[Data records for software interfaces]

-*-

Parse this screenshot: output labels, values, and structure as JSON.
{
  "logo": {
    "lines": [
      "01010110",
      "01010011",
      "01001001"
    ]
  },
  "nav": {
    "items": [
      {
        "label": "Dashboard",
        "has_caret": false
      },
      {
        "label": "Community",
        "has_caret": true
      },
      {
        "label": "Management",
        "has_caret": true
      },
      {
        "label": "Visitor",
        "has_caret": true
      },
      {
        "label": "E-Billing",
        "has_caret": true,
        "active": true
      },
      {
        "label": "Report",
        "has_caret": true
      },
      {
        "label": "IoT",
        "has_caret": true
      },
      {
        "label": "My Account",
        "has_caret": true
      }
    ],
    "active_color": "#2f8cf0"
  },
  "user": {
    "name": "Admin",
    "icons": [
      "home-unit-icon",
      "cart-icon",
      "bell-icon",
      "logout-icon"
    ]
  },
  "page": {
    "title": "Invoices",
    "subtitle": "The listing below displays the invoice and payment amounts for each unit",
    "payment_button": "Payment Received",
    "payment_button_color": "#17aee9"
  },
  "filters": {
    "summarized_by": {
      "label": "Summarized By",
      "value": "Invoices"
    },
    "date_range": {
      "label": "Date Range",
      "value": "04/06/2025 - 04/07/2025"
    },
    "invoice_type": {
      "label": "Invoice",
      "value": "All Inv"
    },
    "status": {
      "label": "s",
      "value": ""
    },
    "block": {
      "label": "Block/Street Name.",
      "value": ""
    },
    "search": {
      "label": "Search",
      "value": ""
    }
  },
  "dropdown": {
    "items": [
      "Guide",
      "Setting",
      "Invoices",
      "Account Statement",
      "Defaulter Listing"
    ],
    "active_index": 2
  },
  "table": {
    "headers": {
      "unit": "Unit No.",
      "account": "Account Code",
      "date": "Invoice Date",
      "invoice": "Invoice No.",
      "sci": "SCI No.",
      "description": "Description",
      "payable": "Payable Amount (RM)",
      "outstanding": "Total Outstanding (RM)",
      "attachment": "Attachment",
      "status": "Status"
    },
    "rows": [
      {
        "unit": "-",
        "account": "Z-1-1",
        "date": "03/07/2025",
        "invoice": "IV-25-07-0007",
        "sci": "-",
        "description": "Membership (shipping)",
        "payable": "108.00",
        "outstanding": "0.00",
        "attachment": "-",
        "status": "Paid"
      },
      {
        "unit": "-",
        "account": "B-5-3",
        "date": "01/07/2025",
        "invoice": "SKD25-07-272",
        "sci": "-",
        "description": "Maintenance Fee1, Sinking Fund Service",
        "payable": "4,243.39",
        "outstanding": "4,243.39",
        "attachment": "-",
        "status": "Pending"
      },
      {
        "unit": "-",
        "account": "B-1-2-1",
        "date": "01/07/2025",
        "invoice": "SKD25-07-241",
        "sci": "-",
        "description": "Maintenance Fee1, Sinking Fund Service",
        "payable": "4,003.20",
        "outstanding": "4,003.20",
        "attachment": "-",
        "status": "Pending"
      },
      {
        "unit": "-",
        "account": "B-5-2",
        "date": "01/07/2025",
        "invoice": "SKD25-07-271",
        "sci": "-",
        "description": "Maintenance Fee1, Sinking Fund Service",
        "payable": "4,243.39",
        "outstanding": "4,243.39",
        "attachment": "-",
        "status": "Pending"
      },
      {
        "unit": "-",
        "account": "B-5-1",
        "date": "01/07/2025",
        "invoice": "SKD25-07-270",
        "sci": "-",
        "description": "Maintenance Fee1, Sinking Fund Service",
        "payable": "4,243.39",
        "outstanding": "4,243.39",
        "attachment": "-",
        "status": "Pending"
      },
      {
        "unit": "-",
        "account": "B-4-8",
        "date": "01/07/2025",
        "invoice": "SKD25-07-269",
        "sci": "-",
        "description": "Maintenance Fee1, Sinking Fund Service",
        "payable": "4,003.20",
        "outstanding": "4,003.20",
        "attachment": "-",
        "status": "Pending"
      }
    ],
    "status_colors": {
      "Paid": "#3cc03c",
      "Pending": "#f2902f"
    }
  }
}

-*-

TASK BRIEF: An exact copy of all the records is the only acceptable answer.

ANSWER BELOW:
Parse this screenshot: output labels, values, and structure as JSON.
{
  "logo": {
    "lines": [
      "01010110",
      "01010011",
      "01001001"
    ]
  },
  "nav": {
    "items": [
      {
        "label": "Dashboard",
        "has_caret": false
      },
      {
        "label": "Community",
        "has_caret": true
      },
      {
        "label": "Management",
        "has_caret": true
      },
      {
        "label": "Visitor",
        "has_caret": true
      },
      {
        "label": "E-Billing",
        "has_caret": true,
        "active": true
      },
      {
        "label": "Report",
        "has_caret": true
      },
      {
        "label": "IoT",
        "has_caret": true
      },
      {
        "label": "My Account",
        "has_caret": true
      }
    ],
    "active_color": "#2f8cf0"
  },
  "user": {
    "name": "Admin",
    "icons": [
      "home-unit-icon",
      "cart-icon",
      "bell-icon",
      "logout-icon"
    ]
  },
  "page": {
    "title": "Invoices",
    "subtitle": "The listing below displays the invoice and payment amounts for each unit",
    "payment_button": "Payment Received",
    "payment_button_color": "#17aee9"
  },
  "filters": {
    "summarized_by": {
      "label": "Summarized By",
      "value": "Invoices"
    },
    "date_range": {
      "label": "Date Range",
      "value": "04/06/2025 - 04/07/2025"
    },
    "invoice_type": {
      "label": "Invoice",
      "value": "All Inv"
    },
    "status": {
      "label": "s",
      "value": ""
    },
    "block": {
      "label": "Block/Street Name.",
      "value": ""
    },
    "search": {
      "label": "Search",
      "value": ""
    }
  },
  "dropdown": {
    "items": [
      "Guide",
      "Setting",
      "Invoices",
      "Account Statement",
      "Defaulter Listing"
    ],
    "active_index": 2
  },
  "table": {
    "headers": {
      "unit": "Unit No.",
      "account": "Account Code",
      "date": "Invoice Date",
      "invoice": "Invoice No.",
      "sci": "SCI No.",
      "description": "Description",
      "payable": "Payable Amount (RM)",
      "outstanding": "Total Outstanding (RM)",
      "attachment": "Attachment",
      "status": "Status"
    },
    "rows": [
      {
        "unit": "-",
        "account": "Z-1-1",
        "date": "03/07/2025",
        "invoice": "IV-25-07-0007",
        "sci": "-",
        "description": "Membership (shipping)",
        "payable": "108.00",
        "outstanding": "0.00",
        "attachment": "-",
        "status": "Paid"
      },
      {
        "unit": "-",
        "account": "B-5-3",
        "date": "01/07/2025",
        "invoice": "SKD25-07-272",
        "sci": "-",
        "description": "Maintenance Fee1, Sinking Fund Service",
        "payable": "4,243.39",
        "outstanding": "4,243.39",
        "attachment": "-",
        "status": "Pending"
      },
      {
        "unit": "-",
        "account": "B-1-2-1",
        "date": "01/07/2025",
        "invoice": "SKD25-07-241",
        "sci": "-",
        "description": "Maintenance Fee1, Sinking Fund Service",
        "payable": "4,003.20",
        "outstanding": "4,003.20",
        "attachment": "-",
        "status": "Pending"
      },
      {
        "unit": "-",
        "account": "B-5-2",
        "date": "01/07/2025",
        "invoice": "SKD25-07-271",
        "sci": "-",
        "description": "Maintenance Fee1, Sinking Fund Service",
        "payable": "4,243.39",
        "outstanding": "4,243.39",
        "attachment": "-",
        "status": "Pending"
      },
      {
        "unit": "-",
        "account": "B-5-1",
        "date": "01/07/2025",
        "invoice": "SKD25-07-270",
        "sci": "-",
        "description": "Maintenance Fee1, Sinking Fund Service",
        "payable": "4,243.39",
        "outstanding": "4,243.39",
        "attachment": "-",
        "status": "Pending"
      },
      {
        "unit": "-",
        "account": "B-4-8",
        "date": "01/07/2025",
        "invoice": "SKD25-07-269",
        "sci": "-",
        "description": "Maintenance Fee1, Sinking Fund Service",
        "payable": "4,003.20",
        "outstanding": "4,003.20",
        "attachment": "-",
        "status": "Pending"
      }
    ],
    "status_colors": {
      "Paid": "#3cc03c",
      "Pending": "#f2902f"
    }
  }
}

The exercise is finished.